I’ve been following the Open Notes Project with a great deal of interest. Although there’s been an increasing push for consumers to have more access to their medical record, few studies have ever examined how this could change the patient experience or the doctor-patient relationship. Even less is known about what might happen when patients are given full access to the doctor’s office notes, wherein observations, judgments, possible diagnoses and the doctor’s thought processes are contained.
Would patients find the information useful? Would it improve their care? Or would it cause undue worry or force physicians to spend more time explaining to patients and reassuring them?
The Open Notes Project, which started in 2010, is an attempt to find out. Three primary care practices, 105 doctors and 13,500 patients in three states – Massachusetts, Pennsylvania and Washington – were involved in the study, which lasted one year.
The results were reported in the Annals of Internal Medicine last week, and it was overwhelmingly clear: Patients liked being able to access the notes, they reported greater engagement in their care, and the vast majority wanted it to continue.
Most looked at the doctor’s notes at least once during the course of the study. Between 60 and 78 percent of those taking medications said it helped increase their adherence, and most also reported feeling more in control of their care.
Although some critics (mostly doctors) worry that allowing patients to see their office notes could be confusing, upsetting or possibly offensive, that wasn’t the case with the Open Notes Project. Fewer than 10 percent of the patients at each of the study sites reported experiencing this.
Moreover, it wasn’t the time sink that doctors may have feared. Fewer than 10 percent of the participating primary care physicians saw the length of the patient visit increase or had to spend more time answering patients’ questions outside the visit. Nor was there any change in the volume of electronic messages from patients. More significantly, none of the participating physicians opted out of Open Notes once the study was completed.
The time factor for physicians is very real. No matter how much patients might push for change, there’s little incentive for a medical practice to adopt new approaches if the result ends up being more time-consuming. The Open Notes study might not put this fear entirely to rest, but it provides some data to suggest that open access to the medical record is less burdensome than critics think.
The study’s authors concluded:

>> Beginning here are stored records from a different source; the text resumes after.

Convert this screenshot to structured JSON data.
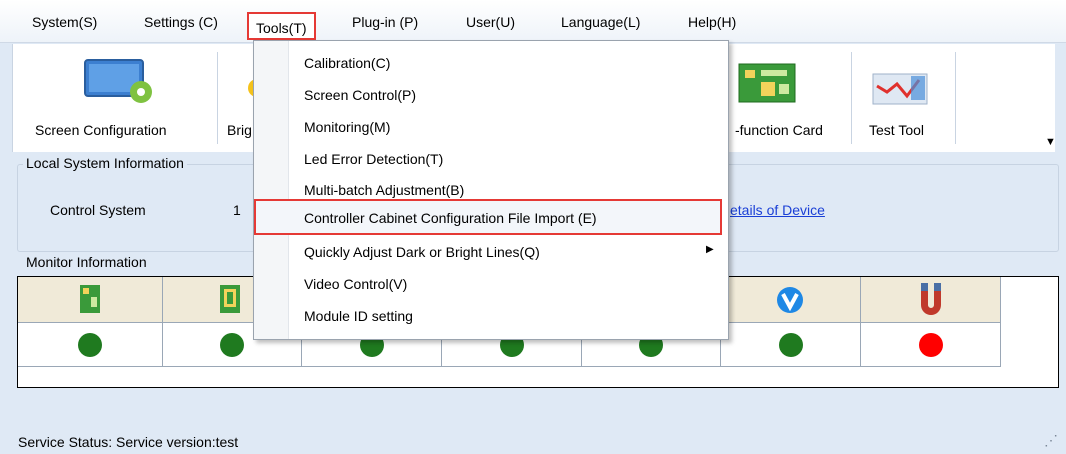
{
  "menubar": {
    "items": [
      "System(S)",
      "Settings (C)",
      "Tools(T)",
      "Plug-in (P)",
      "User(U)",
      "Language(L)",
      "Help(H)"
    ]
  },
  "toolbar": {
    "buttons": [
      {
        "label": "Screen Configuration",
        "icon": "screen-config-icon"
      },
      {
        "label": "Brig",
        "icon": "brightness-icon"
      },
      {
        "label": "-function Card",
        "icon": "multifunction-card-icon"
      },
      {
        "label": "Test Tool",
        "icon": "test-tool-icon"
      }
    ]
  },
  "local_system": {
    "title": "Local System Information",
    "control_label": "Control System",
    "control_value": "1",
    "details_link": "etails of Device"
  },
  "monitor": {
    "title": "Monitor Information",
    "column_icons": [
      "card-icon",
      "receiver-card-icon",
      "",
      "",
      "",
      "v-logo-icon",
      "magnet-icon"
    ],
    "status_colors": [
      "#1f7a1f",
      "#1f7a1f",
      "#1f7a1f",
      "#1f7a1f",
      "#1f7a1f",
      "#1f7a1f",
      "#ff0000"
    ]
  },
  "tools_menu": {
    "items": [
      "Calibration(C)",
      "Screen Control(P)",
      "Monitoring(M)",
      "Led Error Detection(T)",
      "Multi-batch Adjustment(B)",
      "Controller Cabinet Configuration File Import (E)",
      "Quickly Adjust Dark or Bright Lines(Q)",
      "Video Control(V)",
      "Module ID setting"
    ],
    "submenu_arrow": "▶"
  },
  "status_bar": {
    "text": "Service Status:  Service version:test",
    "grip": "⋰"
  }
}
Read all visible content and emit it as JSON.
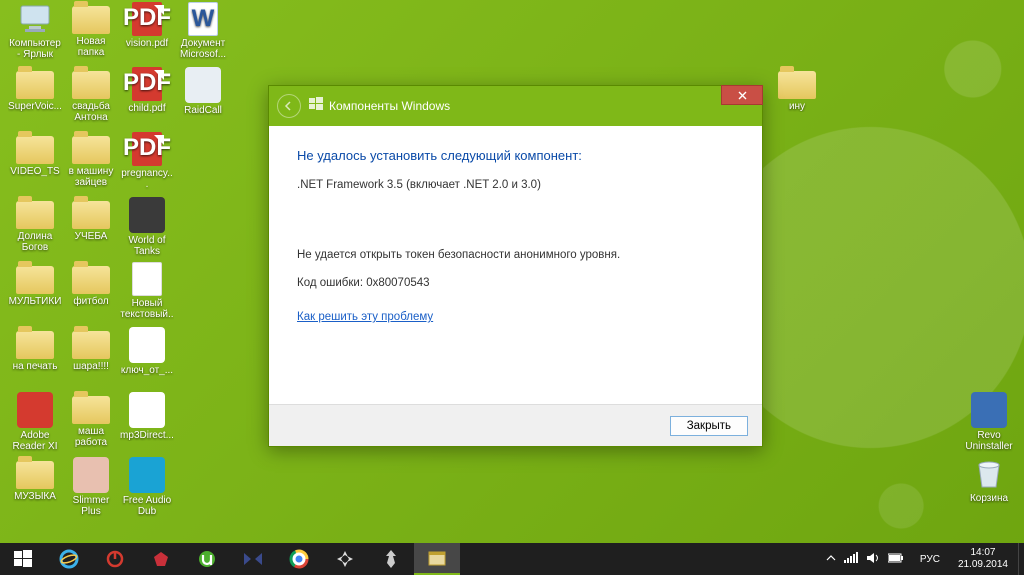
{
  "desktop_icons": [
    {
      "col": 0,
      "row": 0,
      "type": "pc",
      "label": "Компьютер - Ярлык",
      "name": "desktop-icon-computer"
    },
    {
      "col": 1,
      "row": 0,
      "type": "folder",
      "label": "Новая папка",
      "name": "desktop-icon-new-folder"
    },
    {
      "col": 2,
      "row": 0,
      "type": "pdf",
      "label": "vision.pdf",
      "name": "desktop-icon-vision-pdf"
    },
    {
      "col": 3,
      "row": 0,
      "type": "doc",
      "label": "Документ Microsof...",
      "name": "desktop-icon-word-doc"
    },
    {
      "col": 0,
      "row": 1,
      "type": "folder",
      "label": "SuperVoic...",
      "name": "desktop-icon-supervoice"
    },
    {
      "col": 1,
      "row": 1,
      "type": "folder",
      "label": "свадьба Антона",
      "name": "desktop-icon-wedding"
    },
    {
      "col": 2,
      "row": 1,
      "type": "pdf",
      "label": "child.pdf",
      "name": "desktop-icon-child-pdf"
    },
    {
      "col": 3,
      "row": 1,
      "type": "app",
      "label": "RaidCall",
      "name": "desktop-icon-raidcall",
      "bg": "#e8eef3"
    },
    {
      "col": 0,
      "row": 2,
      "type": "folder",
      "label": "VIDEO_TS",
      "name": "desktop-icon-video-ts"
    },
    {
      "col": 1,
      "row": 2,
      "type": "folder",
      "label": "в машину зайцев",
      "name": "desktop-icon-car"
    },
    {
      "col": 2,
      "row": 2,
      "type": "pdf",
      "label": "pregnancy...",
      "name": "desktop-icon-pregnancy-pdf"
    },
    {
      "col": 0,
      "row": 3,
      "type": "folder",
      "label": "Долина Богов",
      "name": "desktop-icon-valley"
    },
    {
      "col": 1,
      "row": 3,
      "type": "folder",
      "label": "УЧЕБА",
      "name": "desktop-icon-study"
    },
    {
      "col": 2,
      "row": 3,
      "type": "app",
      "label": "World of Tanks",
      "name": "desktop-icon-wot",
      "bg": "#3a3a3a"
    },
    {
      "col": 0,
      "row": 4,
      "type": "folder",
      "label": "МУЛЬТИКИ",
      "name": "desktop-icon-cartoons"
    },
    {
      "col": 1,
      "row": 4,
      "type": "folder",
      "label": "фитбол",
      "name": "desktop-icon-fitball"
    },
    {
      "col": 2,
      "row": 4,
      "type": "txt",
      "label": "Новый текстовый...",
      "name": "desktop-icon-txt"
    },
    {
      "col": 0,
      "row": 5,
      "type": "folder",
      "label": "на печать",
      "name": "desktop-icon-print"
    },
    {
      "col": 1,
      "row": 5,
      "type": "folder",
      "label": "шара!!!!",
      "name": "desktop-icon-shara"
    },
    {
      "col": 2,
      "row": 5,
      "type": "app",
      "label": "ключ_от_...",
      "name": "desktop-icon-key",
      "bg": "#fff"
    },
    {
      "col": 0,
      "row": 6,
      "type": "app",
      "label": "Adobe Reader XI",
      "name": "desktop-icon-adobe",
      "bg": "#d43a2f"
    },
    {
      "col": 1,
      "row": 6,
      "type": "folder",
      "label": "маша работа",
      "name": "desktop-icon-masha"
    },
    {
      "col": 2,
      "row": 6,
      "type": "app",
      "label": "mp3Direct...",
      "name": "desktop-icon-mp3",
      "bg": "#fff"
    },
    {
      "col": 0,
      "row": 7,
      "type": "folder",
      "label": "МУЗЫКА",
      "name": "desktop-icon-music"
    },
    {
      "col": 1,
      "row": 7,
      "type": "app",
      "label": "Slimmer Plus",
      "name": "desktop-icon-slimmer",
      "bg": "#e8c0b0"
    },
    {
      "col": 2,
      "row": 7,
      "type": "app",
      "label": "Free Audio Dub",
      "name": "desktop-icon-audiodub",
      "bg": "#1aa3d4"
    },
    {
      "col": 15,
      "row": 1,
      "type": "folder",
      "label": "ину",
      "name": "desktop-icon-right1"
    },
    {
      "col": 17,
      "row": 6,
      "type": "app",
      "label": "Revo Uninstaller",
      "name": "desktop-icon-revo",
      "bg": "#3a6fb5"
    },
    {
      "col": 17,
      "row": 7,
      "type": "bin",
      "label": "Корзина",
      "name": "desktop-icon-recyclebin"
    }
  ],
  "dialog": {
    "title": "Компоненты Windows",
    "heading": "Не удалось установить следующий компонент:",
    "component": ".NET Framework 3.5 (включает .NET 2.0 и 3.0)",
    "error_msg": "Не удается открыть токен безопасности анонимного уровня.",
    "error_code": "Код ошибки: 0x80070543",
    "help_link": "Как решить эту проблему",
    "close_label": "Закрыть"
  },
  "taskbar": {
    "lang": "РУС",
    "time": "14:07",
    "date": "21.09.2014"
  }
}
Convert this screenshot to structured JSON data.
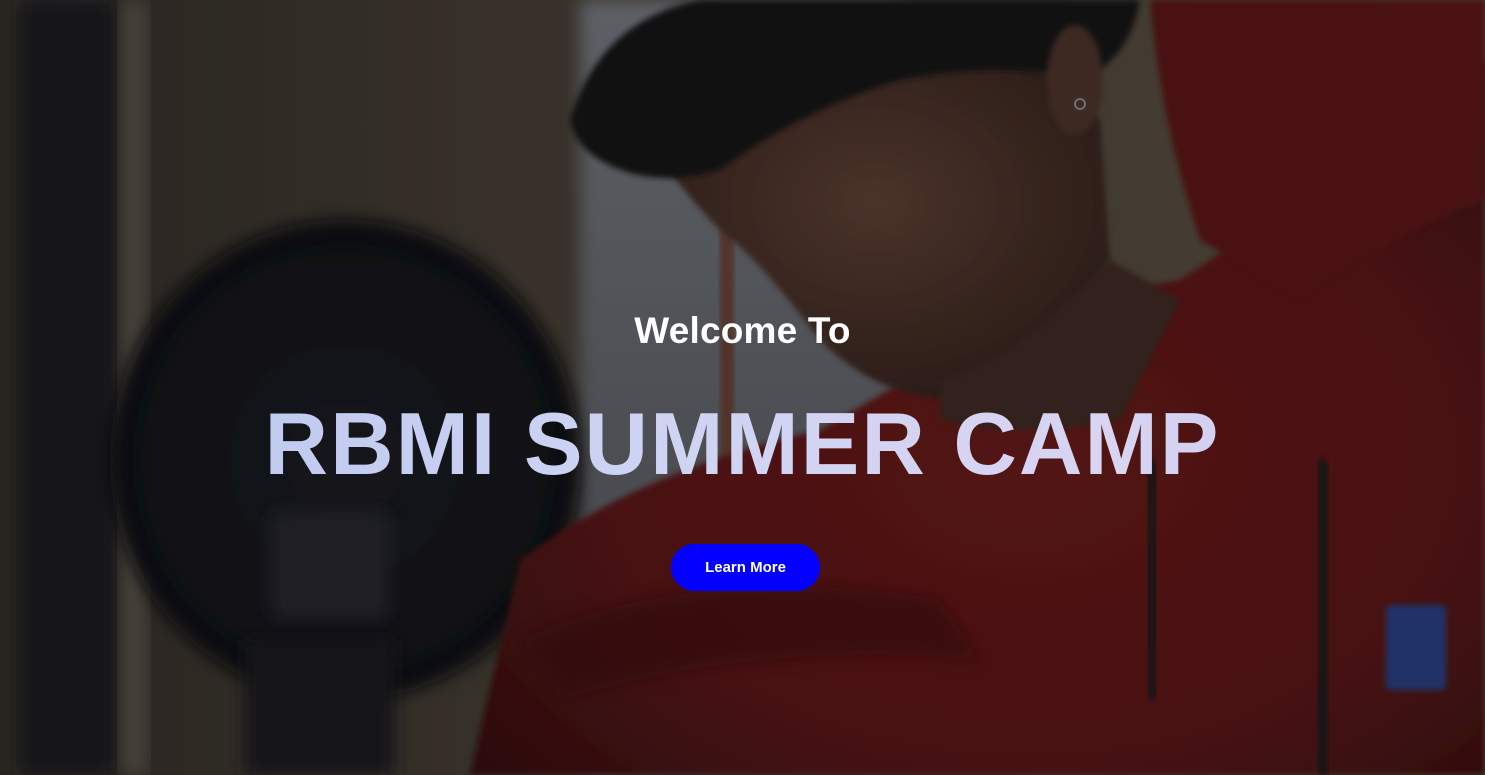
{
  "hero": {
    "welcome_text": "Welcome To",
    "title": "RBMI SUMMER CAMP",
    "cta_label": "Learn More"
  },
  "colors": {
    "cta_background": "#0400ff",
    "title_gradient": [
      "#b8c4ee",
      "#cfd4f3",
      "#d8d4f2",
      "#c8c6ee"
    ],
    "welcome_text": "#ffffff"
  },
  "background": {
    "subject": "student in red hoodie at gym machine"
  }
}
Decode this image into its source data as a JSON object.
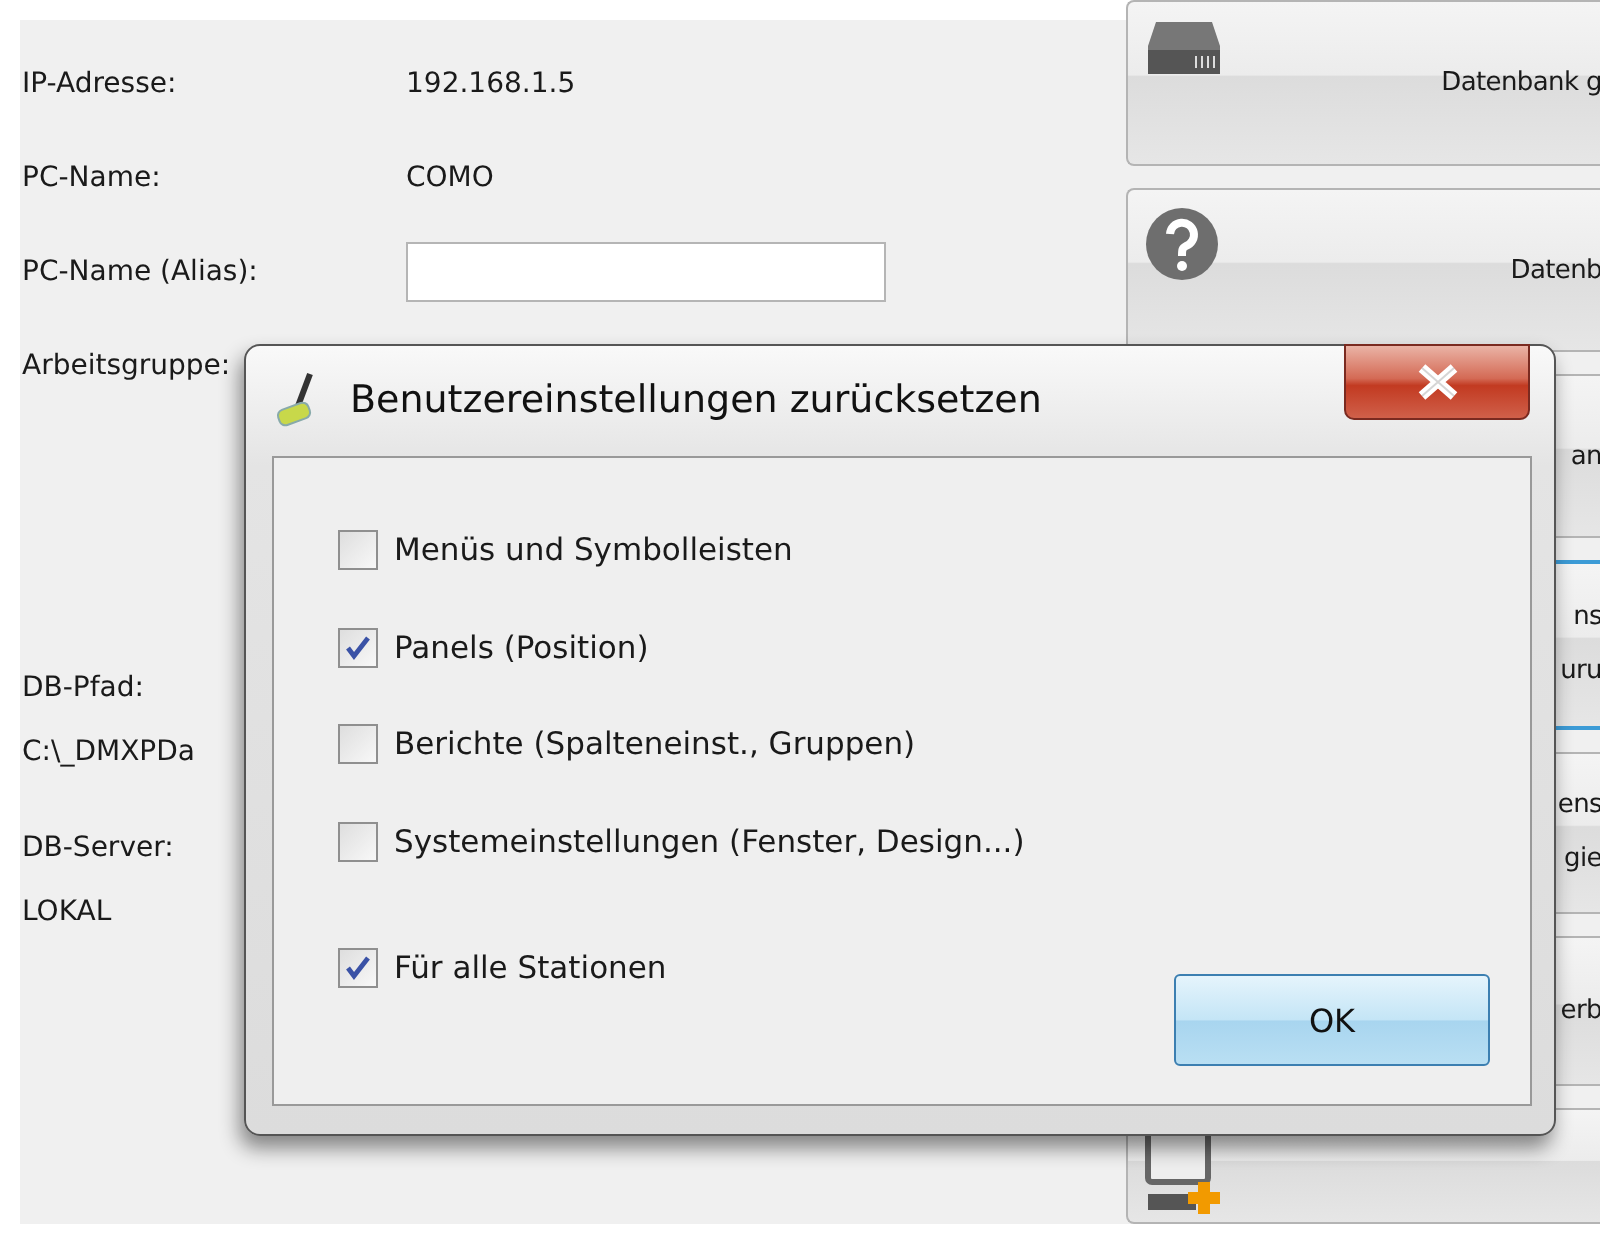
{
  "info": [
    {
      "label": "IP-Adresse:",
      "kind": "text",
      "value": "192.168.1.5"
    },
    {
      "label": "PC-Name:",
      "kind": "text",
      "value": "COMO"
    },
    {
      "label": "PC-Name (Alias):",
      "kind": "field"
    },
    {
      "label": "Arbeitsgruppe:",
      "kind": "label"
    }
  ],
  "db": [
    {
      "label": "DB-Pfad:",
      "value": "C:\\_DMXPDa"
    },
    {
      "label": "DB-Server:",
      "value": "LOKAL"
    }
  ],
  "side_buttons": [
    {
      "kind": "server",
      "lines": [
        "Datenbank g"
      ]
    },
    {
      "kind": "help",
      "lines": [
        "Datenb"
      ]
    },
    {
      "kind": "plain",
      "lines": [
        "an"
      ]
    },
    {
      "kind": "focused",
      "lines": [
        "ns",
        "uru"
      ]
    },
    {
      "kind": "plain",
      "lines": [
        "ens",
        "gie"
      ]
    },
    {
      "kind": "plain",
      "lines": [
        "erb"
      ]
    },
    {
      "kind": "add-computer"
    }
  ],
  "dialog": {
    "title": "Benutzereinstellungen zurücksetzen",
    "options": [
      {
        "label": "Menüs und Symbolleisten",
        "checked": false
      },
      {
        "label": "Panels (Position)",
        "checked": true
      },
      {
        "label": "Berichte (Spalteneinst., Gruppen)",
        "checked": false
      },
      {
        "label": "Systemeinstellungen (Fenster, Design...)",
        "checked": false
      }
    ],
    "all_stations": {
      "label": "Für alle Stationen",
      "checked": true
    },
    "ok": "OK"
  }
}
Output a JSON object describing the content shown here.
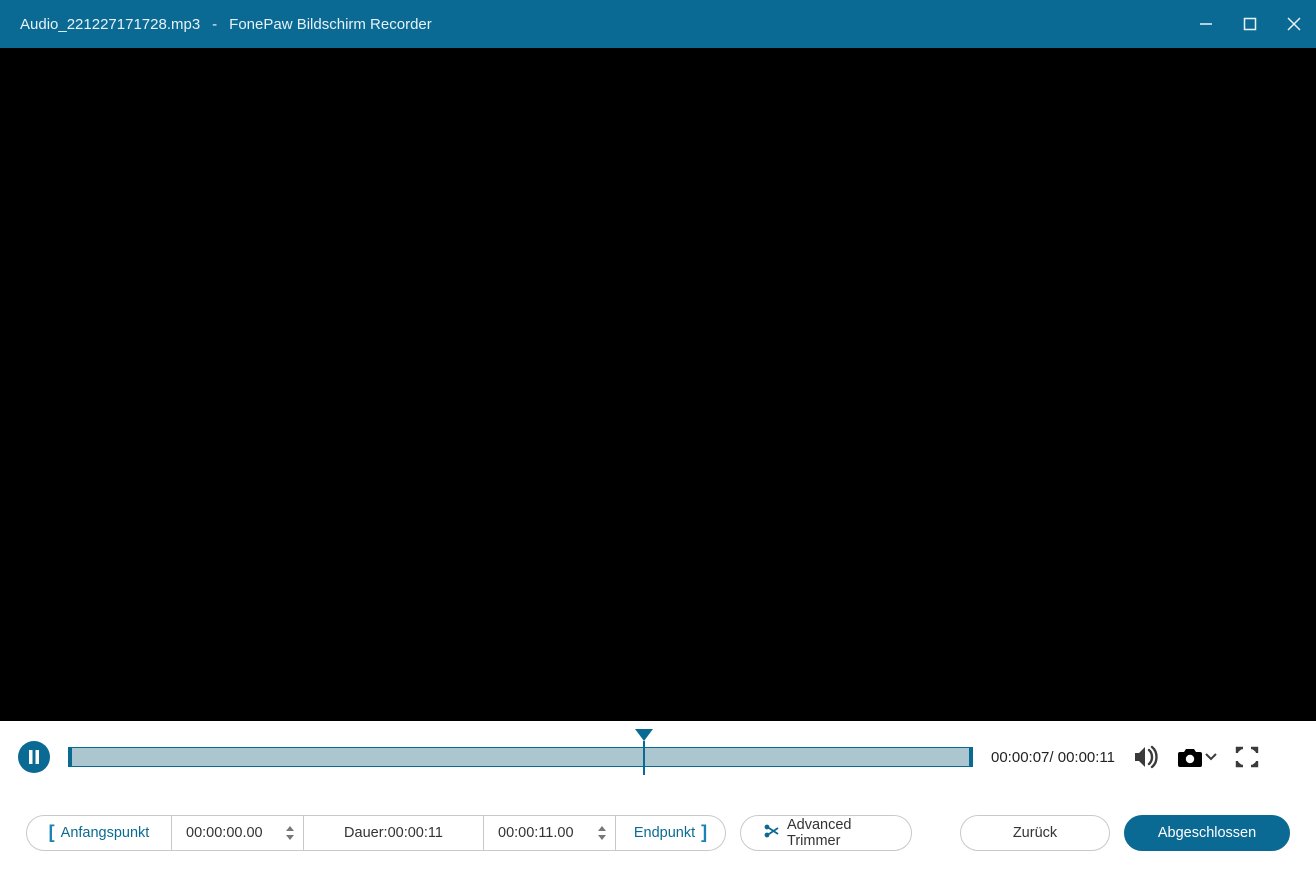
{
  "title": {
    "filename": "Audio_221227171728.mp3",
    "separator": "-",
    "app_name": "FonePaw Bildschirm Recorder"
  },
  "playback": {
    "current_time": "00:00:07",
    "total_time": "00:00:11",
    "time_display": "00:00:07/ 00:00:11",
    "progress_percent": 63.6
  },
  "trim": {
    "start_label": "Anfangspunkt",
    "start_time": "00:00:00.00",
    "duration_label": "Dauer:",
    "duration_value": "00:00:11",
    "end_time": "00:00:11.00",
    "end_label": "Endpunkt"
  },
  "buttons": {
    "advanced_trimmer": "Advanced Trimmer",
    "back": "Zurück",
    "done": "Abgeschlossen"
  }
}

Patients accessed visit notes frequently, a large majority reported clinically relevant benefits and minimal concerns, and virtually all patients wanted the practice to continue. With doctors experiencing no more than a modest effect on their work lives, open notes seem worthy of widespread adoption.
In fact, more than half of patients felt they should be allowed to add their own comments to the doctor’s notes, and one in three believed they should be allowed to approve the contents of the notes before they were finalized. Not surprisingly, the majority of the doctors (85 to 96 percent) disagreed, which raises the question: To whom do the notes, belong – the doctor or the patient?
There’s a great deal of debate over how much power patients should have. One of the arenas in which the battle is waged is access to the medical record. After all, the record contains information that’s intimate and subjective; is it the doctor’s prerogative to keep sole control?
Some would say yes. Dr. Edwin Leap, an emergency-room doctor and blogger, recently lamented the difficulty of recording the naked truth. He wonders: Instead of writing dispassionately about a 35-year-old man who wrecked his moped while drunk and is now in the ER complaining about a superficial scratch, why can’t he document, “This enormous whining man-child is drunk all of the time, lost his license, and is now playing the pain card to obtain yet more mind-altering substances, which he will either abuse or sell from his mother’s basement until he is struck and killed by a large truck or slips into an Oxycodone/Xanax/moonshine coma and ceases all respiration”?
It might be truthful, at least according to the doctor’s perspective, but how would it play if the patient read that in his record? And how much of this observation is accurate vs. a subjective judgment on the part of the physician? It’s interesting to note that among the physicians who participated in the Open Notes pilot project, a bit of self-censoring may have taken place. Many reported that they made some changes in what they document and that they spent more time writing their notes.
While this may be a concern, it’s not significant enough to conclude that opening up the doctor’s notebook to patients is a bad idea, writes Michael Meltsner, who penned an accompanying patient perspective to the Open Notes study in the Annals of Internal Medicine.
In fact, the clear value outweighs any of the negatives, Meltsner concludes. Patients aren’t served well when information is kept from them, he writes. Although the truth may cause anxiety, “pain and anxiety are part of the human condition and are as likely to be produced by a sense of ignorance and powerlessness as by knowledge. The difference turns on who decides.”
Moreover, giving patients access to their full medical record can help them become more engaged in their care and more accountable for their health, Meltsner writes. “The benefits that come from a greater flow of information hold considerable promise for creating a healthier society, a result that is plainly worth the costs.”